(ix) Oxidation: Glycerol gives different oxidation products depending on the nature of oxidising agent. The following products may be obtain during oxidation of glycerol.
(a) Dilute HNO3 gives mainly glyceric acid.
(b) Conc. HNO3 oxidises glycerol into glyceric acid and tartronic acid.
© Bismuth nitrate gives mainly meso oxalic acid.
(d) Fenton’s reagent (H2O2 + FeSO4) or NaOBr or Br2- water in presence of Na2CO3 oxidises glycerol into a mixture of glyceraldehyde and dihydroxy acetone (or glycerose).
(e) With solid KMnO4, glycerol is oxidised to oxalic acid and carbon dioxide. The reaction is violent and explosion occurs.
Uses: Glycerol is used:
(a) As a sweetening agent in confectionery, beverages and medicines being nontoxic in nature.
(b) As antifreeze in automobile radiators.
© In the preparation of good quality of soap, hand lotions, shaving creams and tooth pastes.
(d) As a lubricant in watches and preservative.
Analytical Tests of Glycerol
(i) Acrolein test: When glycerol is heated with potassium hydrogen sulphate a very offensive odour is produced due to formation of acrolein. Its aqueous solution restores the colour of Schiff’s reagent and reduces Fehling’s solution and Tollen’s reagent.
(ii) Dunstan’s test: A drop of phenolphthalein is added to approximately 6 ml. of borax solution. The pink colour reappears on heating and disappears on cooling again.

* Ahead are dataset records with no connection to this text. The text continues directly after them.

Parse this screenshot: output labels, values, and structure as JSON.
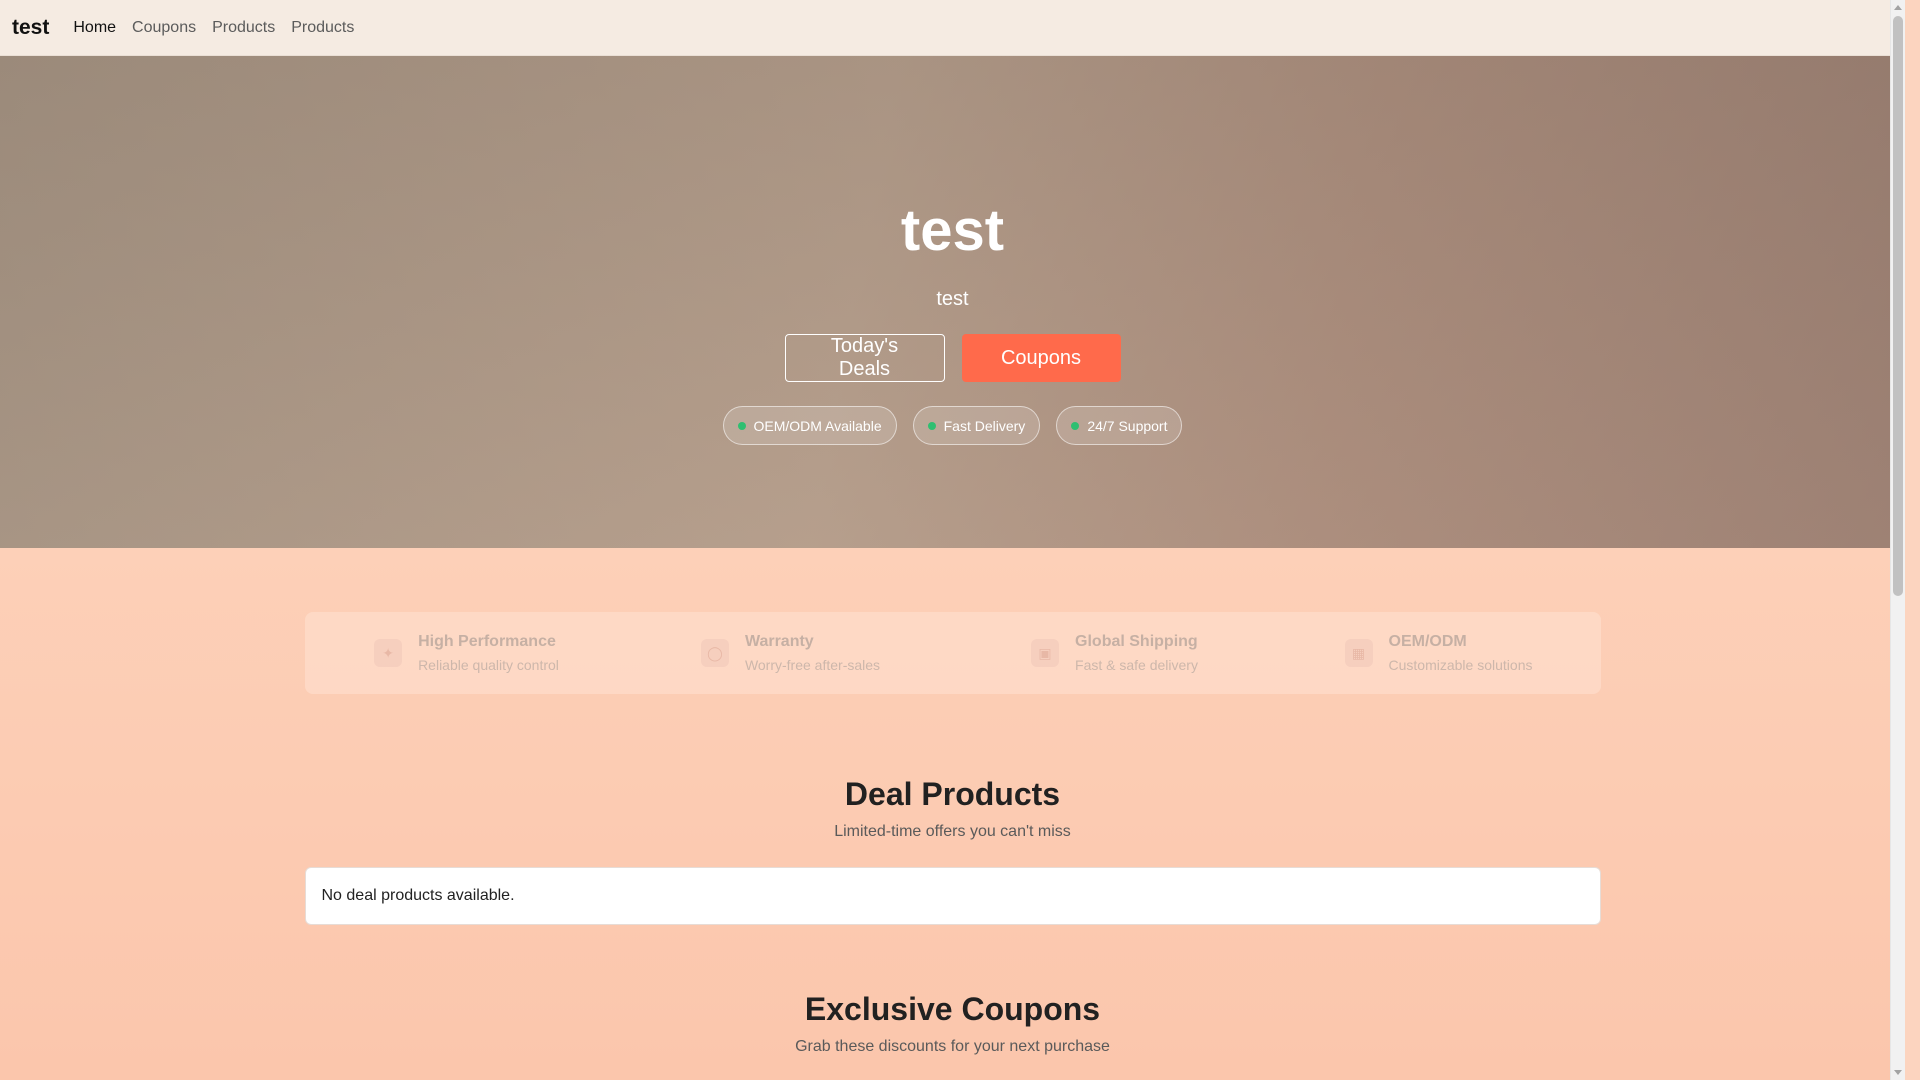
{
  "nav": {
    "brand": "test",
    "links": [
      "Home",
      "Coupons",
      "Products",
      "Products"
    ]
  },
  "hero": {
    "title": "test",
    "subtitle": "test",
    "deals_button": "Today's Deals",
    "coupons_button": "Coupons",
    "badges": [
      "OEM/ODM Available",
      "Fast Delivery",
      "24/7 Support"
    ]
  },
  "features": [
    {
      "icon": "rocket-icon",
      "title": "High Performance",
      "desc": "Reliable quality control"
    },
    {
      "icon": "shield-icon",
      "title": "Warranty",
      "desc": "Worry-free after-sales"
    },
    {
      "icon": "truck-icon",
      "title": "Global Shipping",
      "desc": "Fast & safe delivery"
    },
    {
      "icon": "factory-icon",
      "title": "OEM/ODM",
      "desc": "Customizable solutions"
    }
  ],
  "deals": {
    "title": "Deal Products",
    "subtitle": "Limited-time offers you can't miss",
    "empty": "No deal products available."
  },
  "coupons": {
    "title": "Exclusive Coupons",
    "subtitle": "Grab these discounts for your next purchase"
  },
  "colors": {
    "accent": "#ff6a4b",
    "badge_dot": "#2fbf71",
    "nav_bg": "#f5ebe2"
  }
}
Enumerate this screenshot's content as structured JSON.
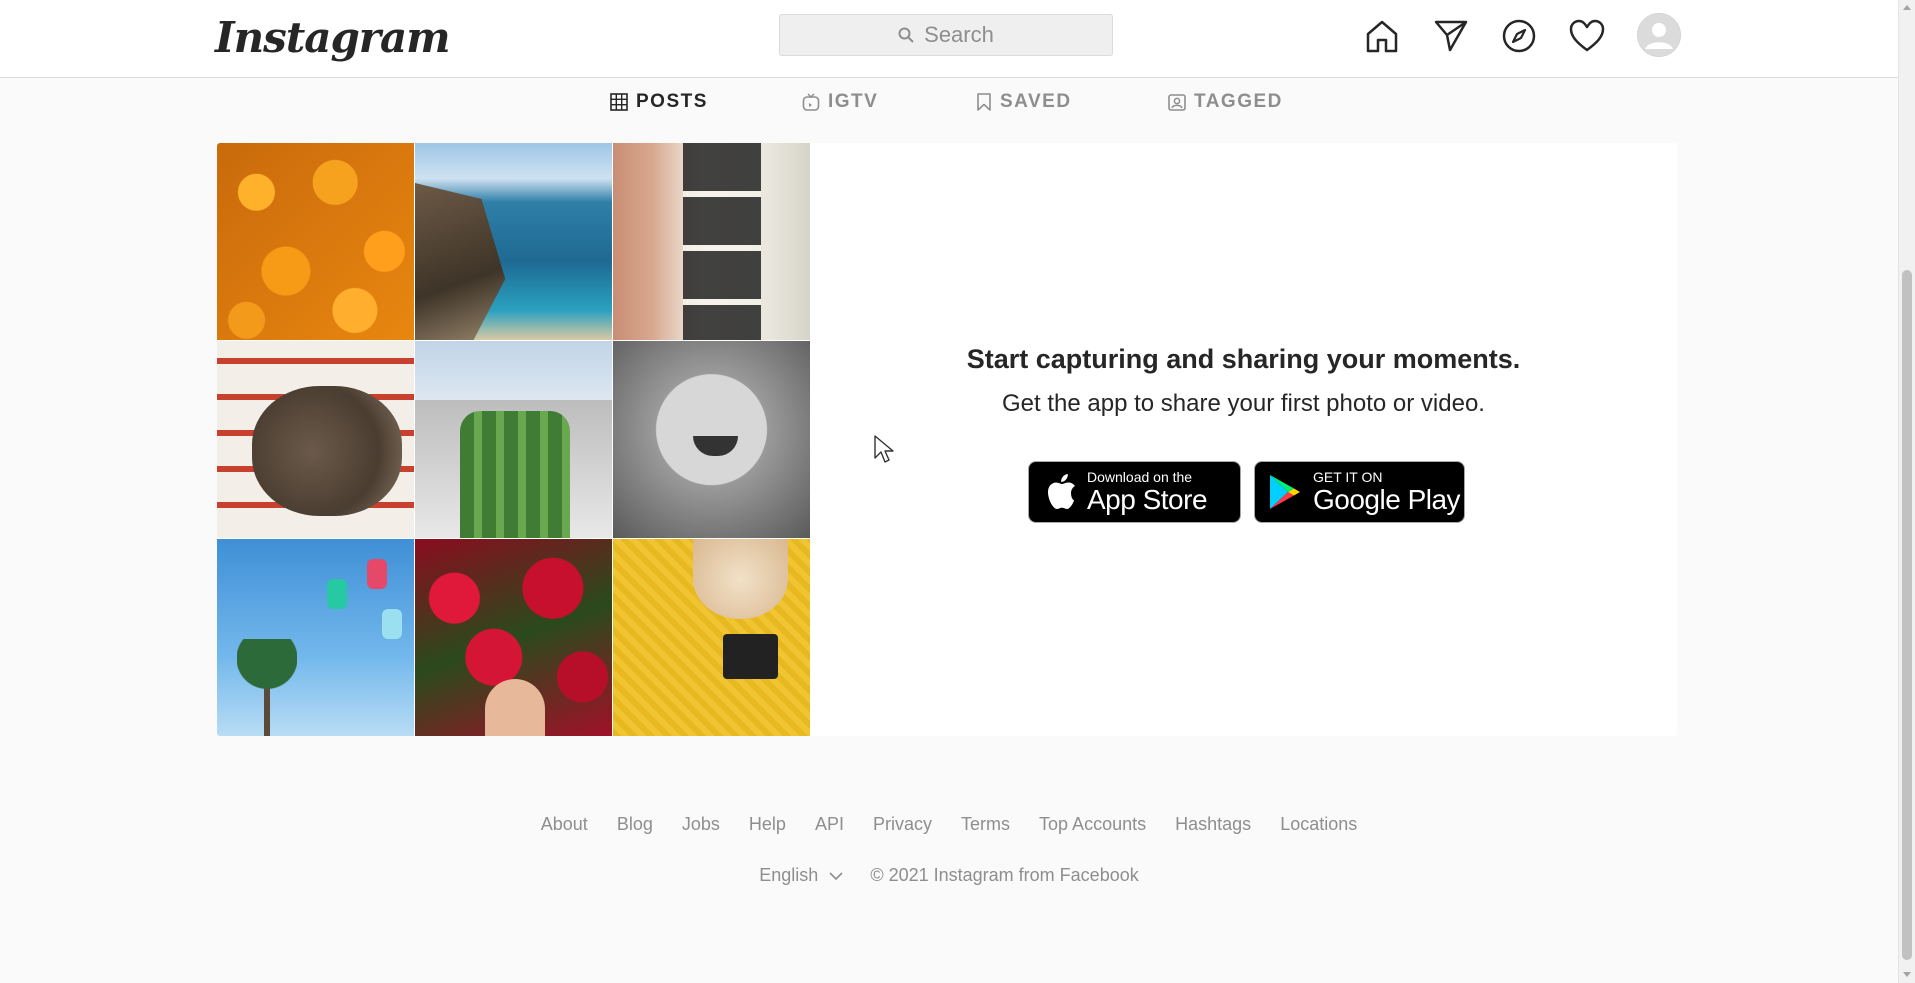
{
  "header": {
    "logo_text": "Instagram",
    "search_placeholder": "Search",
    "icons": [
      "home-icon",
      "direct-icon",
      "explore-icon",
      "activity-icon"
    ]
  },
  "tabs": [
    {
      "label": "POSTS",
      "icon": "grid-icon",
      "active": true
    },
    {
      "label": "IGTV",
      "icon": "igtv-icon",
      "active": false
    },
    {
      "label": "SAVED",
      "icon": "bookmark-icon",
      "active": false
    },
    {
      "label": "TAGGED",
      "icon": "tagged-icon",
      "active": false
    }
  ],
  "promo": {
    "title": "Start capturing and sharing your moments.",
    "subtitle": "Get the app to share your first photo or video.",
    "app_store": {
      "small": "Download on the",
      "big": "App Store"
    },
    "google_play": {
      "small": "GET IT ON",
      "big": "Google Play"
    }
  },
  "footer": {
    "links": [
      "About",
      "Blog",
      "Jobs",
      "Help",
      "API",
      "Privacy",
      "Terms",
      "Top Accounts",
      "Hashtags",
      "Locations"
    ],
    "language": "English",
    "copyright": "© 2021 Instagram from Facebook"
  },
  "colors": {
    "background": "#fafafa",
    "text": "#262626",
    "muted": "#8e8e8e",
    "border": "#dbdbdb"
  }
}
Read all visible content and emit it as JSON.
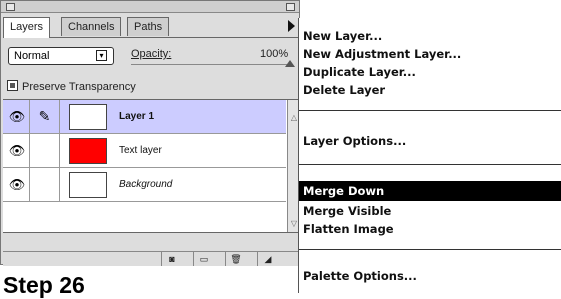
{
  "palette": {
    "tabs": [
      {
        "label": "Layers",
        "active": true
      },
      {
        "label": "Channels",
        "active": false
      },
      {
        "label": "Paths",
        "active": false
      }
    ],
    "blend_mode": "Normal",
    "opacity_label": "Opacity:",
    "opacity_value": "100%",
    "preserve_label": "Preserve Transparency",
    "layers": [
      {
        "name": "Layer 1",
        "selected": true,
        "thumb_color": "#ffffff",
        "style": "bold"
      },
      {
        "name": "Text layer",
        "selected": false,
        "thumb_color": "#ff0000",
        "style": "normal"
      },
      {
        "name": "Background",
        "selected": false,
        "thumb_color": "#ffffff",
        "style": "italic"
      }
    ],
    "eye_icon": "eye-icon",
    "brush_icon": "paintbrush-icon"
  },
  "caption": "Step 26",
  "menu": {
    "items": [
      {
        "label": "New Layer...",
        "highlighted": false
      },
      {
        "label": "New Adjustment Layer...",
        "highlighted": false
      },
      {
        "label": "Duplicate Layer...",
        "highlighted": false
      },
      {
        "label": "Delete Layer",
        "highlighted": false
      },
      {
        "label": "Layer Options...",
        "highlighted": false
      },
      {
        "label": "Merge Down",
        "highlighted": true
      },
      {
        "label": "Merge Visible",
        "highlighted": false
      },
      {
        "label": "Flatten Image",
        "highlighted": false
      },
      {
        "label": "Palette Options...",
        "highlighted": false
      }
    ]
  },
  "colors": {
    "selected_row": "#ccccff",
    "highlight": "#000000"
  }
}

(iii) To an equimolar mixture of phenol and glycerol, few drops of conc. H2SO4 are added and heated to 130°C. It is then boiled by adding water. Addition of ammonium hydroxide to this solution produces red colour.